    -There’s crowd sourcing, and then there is sourcing the crowd (or what we might know better as curating). I have high hopes for both. As an example of latter category, consider Slaw’s Canadian Case Commentary project or sites like Lexology that bring order to a lot of the high quality free material out there.

    -I’m convinced that there is ample cognitive surplus in the Canadian legal firmament and that it is and will continue to be deployed towards our education of each other and of the public. Maybe what we are dealing with is an efficiency or organizational issue? I’m not suggesting we all need to fly in a single direction, but any given project needs sufficient critical mass and organization to make the effort worthwhile and usable to a target audience.

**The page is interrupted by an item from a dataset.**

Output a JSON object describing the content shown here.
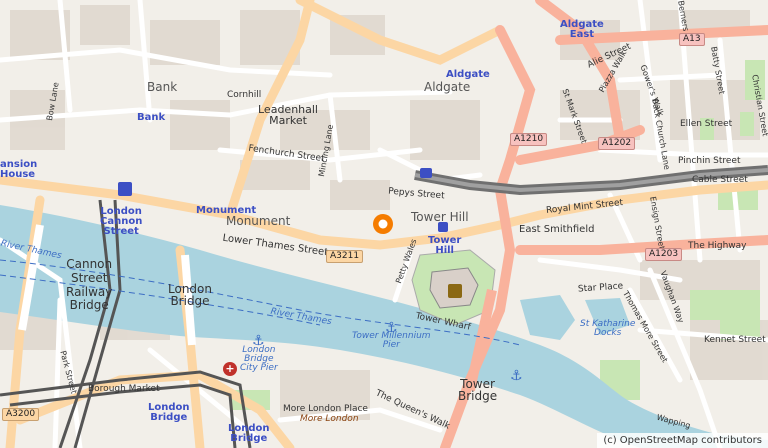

    -Any given project need not be all things to all people and since the cost of entry is low, a wide variety of projects that result in many failures and abandoned efforts is a perfectly normal and acceptable outcome. Another key message from the Shirky presentation is that “success” may come in unexpected forms and that focusing on the quality of the tool and experience, and being open to user innovation should be preferred to chasing a narrow ideal through an inflexible format. So while a CanLawPedia may well emerge, it just might start out as something different.

    -The wiki format’s weakness notwithstanding, Wikipedia and Wikibooks both serve an extremely valuable purpose for those who know their research doesn’t end there (best place to start, worst place to stop). As with any secondary source, user-generated wikis may provide the spark or lead you need.

    -Whenever the “successful” version(s) of CanLawPedia does (do) emerge, I suspect it (they) will have two very prominent features: great management and gravity. The management function goes more to managing the experience than to passing judgement on the content and could itself be delegated to a small group of volunteers who deploy their cognitive surplus to that end. I use the word gravity in the Isaac Newton sense. Users and contributors will need to constantly feel the pull of the site for a purpose other than casual look up. They will need to feel invested in its success and find value with each interaction. Gravity can develop over time, but some organizations (like CLEBC and its 1000 volunteers or CBA) would have a head start all things being equal.

    Oh…and one more thing…

    Susan? As I type, CanLawPedia is available as a .ca .com and .org domain so you better hurry!

    :)

  6. Thanks for all comments; I always enjoy the conversation that results from these columns.
    Colin: I’m particularly agree with your comment about great management and gravity.
    But … are we now in a race to register that domain!?!
    :-)

  7. It’s all yours, Susan. I’d be more inclined to take CanLIIpedia or encycLIIpedia! :)